K-Fiction series features bilingual (Korean-English) editions of texts by the most interesting contemporary authors from South Korea. The editors emphasize that the selection of the best stories is crucial for them – but everything in these books is enjoyable: careful editing, aesthetics or an interesting study in the form of a commentary/essay offered after the main text.
The Black Room is a story about the life of a 99-year-old woman who was a partisan in her youth. She was one of the few who survived; even when she remarried, it was very difficult for her to adapt to a normal everyday life, without education and normal experiences – only the birth of her daughter gave her life a new meaning.
In her old age, under the watchful care of her daughter, the protagonist has the opportunity to take care of her health, rest, eat various delicacies, but after a life full of difficult experiences, trauma, and then rejection by society, she is unable to enjoy such things. Her days are full of memories and boring, repetitive everyday life that is nothing like the life she dreamed of in her youth. And the eponymous dark room in which he resides is both a real and symbolic place.

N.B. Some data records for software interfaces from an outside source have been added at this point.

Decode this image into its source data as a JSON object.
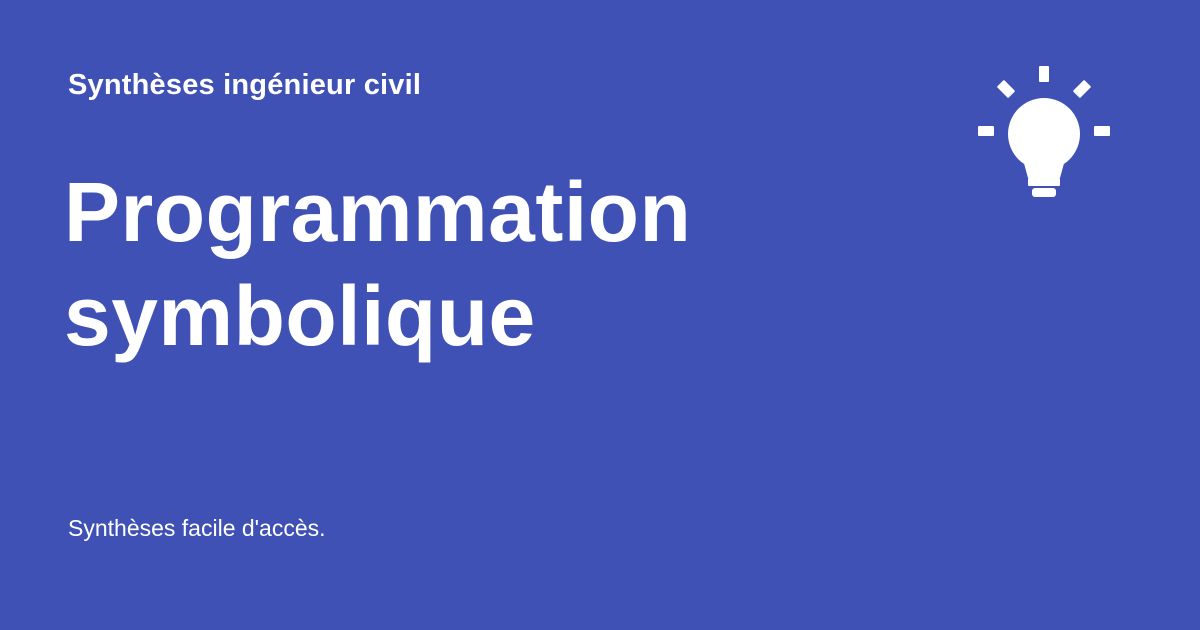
{
  "header": {
    "site_name": "Synthèses ingénieur civil"
  },
  "main": {
    "title": "Programmation symbolique",
    "tagline": "Synthèses facile d'accès."
  },
  "icons": {
    "decoration": "lightbulb-icon"
  },
  "colors": {
    "background": "#3f51b5",
    "foreground": "#ffffff"
  }
}
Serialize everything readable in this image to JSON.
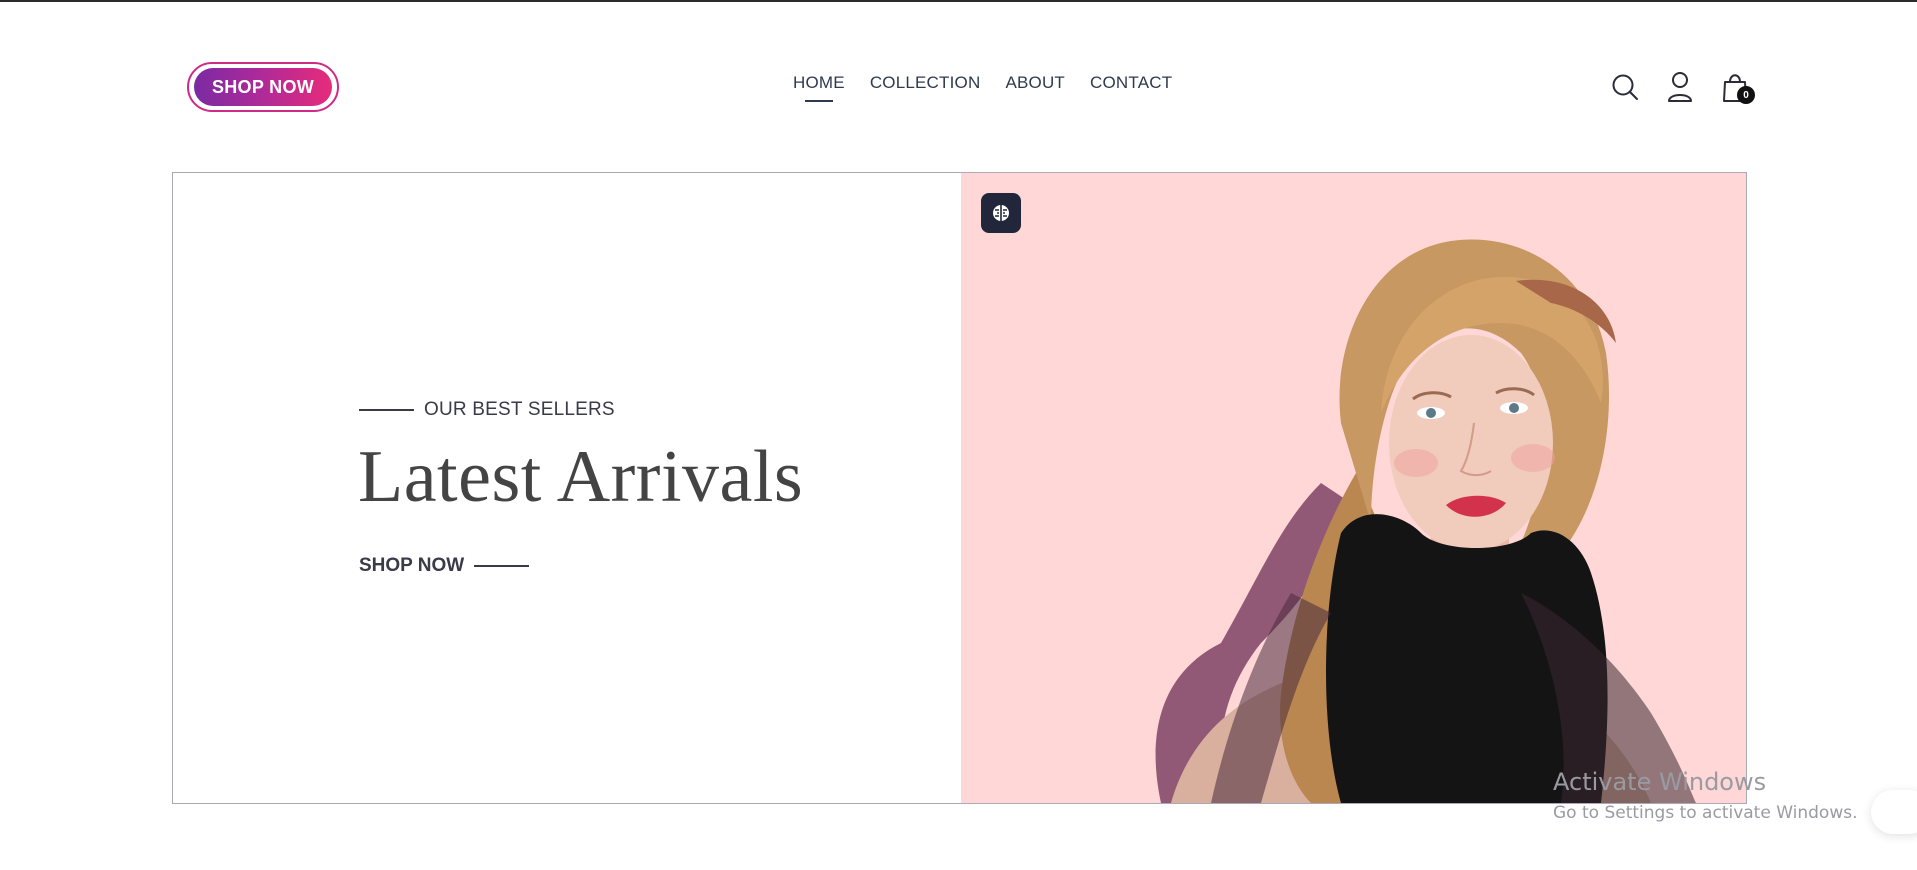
{
  "header": {
    "logo_button": "SHOP NOW",
    "nav": [
      {
        "label": "HOME",
        "active": true
      },
      {
        "label": "COLLECTION",
        "active": false
      },
      {
        "label": "ABOUT",
        "active": false
      },
      {
        "label": "CONTACT",
        "active": false
      }
    ],
    "icons": [
      "search-icon",
      "user-icon",
      "shopping-bag-icon"
    ],
    "cart_count": "0"
  },
  "hero": {
    "kicker": "OUR BEST SELLERS",
    "title": "Latest Arrivals",
    "cta": "SHOP NOW",
    "image_background": "#fed7d6",
    "badge_icon": "brain-icon"
  },
  "overlay": {
    "activation_title": "Activate Windows",
    "activation_sub": "Go to Settings to activate Windows."
  },
  "colors": {
    "brand_gradient_start": "#7b2aa3",
    "brand_gradient_end": "#e72b7a",
    "text_primary": "#2e3a4e",
    "hero_title": "#444444"
  }
}
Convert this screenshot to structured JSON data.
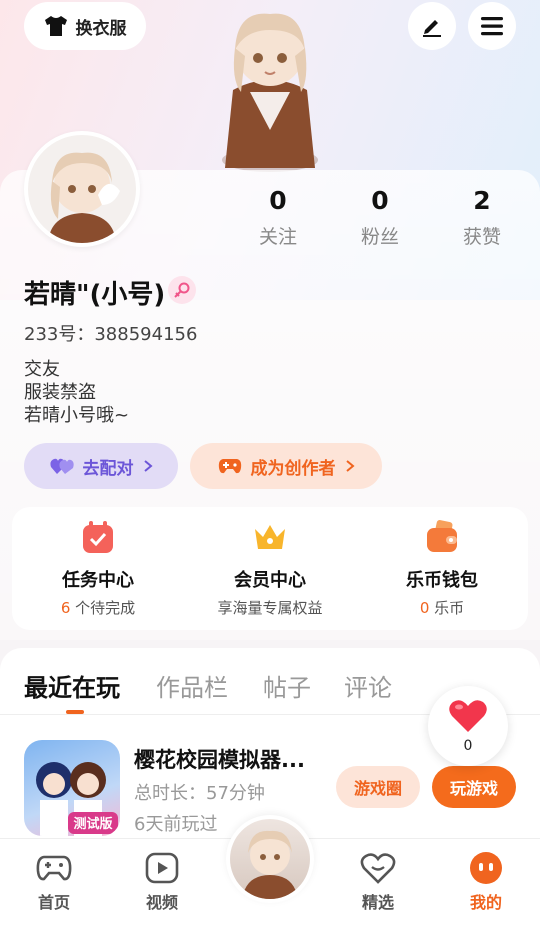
{
  "header": {
    "outfit_button_label": "换衣服",
    "icons": [
      "shirt-icon",
      "edit-icon",
      "menu-icon"
    ]
  },
  "profile": {
    "stats": [
      {
        "value": "0",
        "label": "关注"
      },
      {
        "value": "0",
        "label": "粉丝"
      },
      {
        "value": "2",
        "label": "获赞"
      }
    ],
    "name": "若晴\"(小号)",
    "gender_icon": "female-icon",
    "uid": "233号：388594156",
    "bio": [
      "交友",
      "服装禁盗",
      "若晴小号哦~"
    ],
    "match_button": "去配对",
    "creator_button": "成为创作者"
  },
  "features": [
    {
      "title": "任务中心",
      "count": "6",
      "suffix": " 个待完成",
      "icon": "calendar-check-icon"
    },
    {
      "title": "会员中心",
      "subtitle": "享海量专属权益",
      "icon": "crown-icon"
    },
    {
      "title": "乐币钱包",
      "count": "0",
      "suffix": " 乐币",
      "icon": "wallet-icon"
    }
  ],
  "tabs": [
    "最近在玩",
    "作品栏",
    "帖子",
    "评论"
  ],
  "recent_game": {
    "title": "樱花校园模拟器...",
    "duration": "总时长：57分钟",
    "last_played": "6天前玩过",
    "badge": "测试版",
    "circle_button": "游戏圈",
    "play_button": "玩游戏"
  },
  "like_bubble": {
    "count": "0"
  },
  "bottom_nav": [
    {
      "label": "首页",
      "icon": "gamepad-icon"
    },
    {
      "label": "视频",
      "icon": "play-icon"
    },
    {
      "label": "精选",
      "icon": "heart-outline-icon"
    },
    {
      "label": "我的",
      "icon": "face-icon",
      "active": true
    }
  ],
  "colors": {
    "accent": "#f0641f",
    "purple": "#6c56d8",
    "like": "#f2364c"
  }
}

Jeong Ji-a is the daughter of partisans; she drew inspiration for this story from her experience and family history. Her first book on the subject was banned after it was published in the 1990s, only a dozen or so years later, along with social and political changes, it was reissued. The life of partisans and their families was marked by stigma for many decades – it is worth getting acquainted with the book on this rarely discussed topic.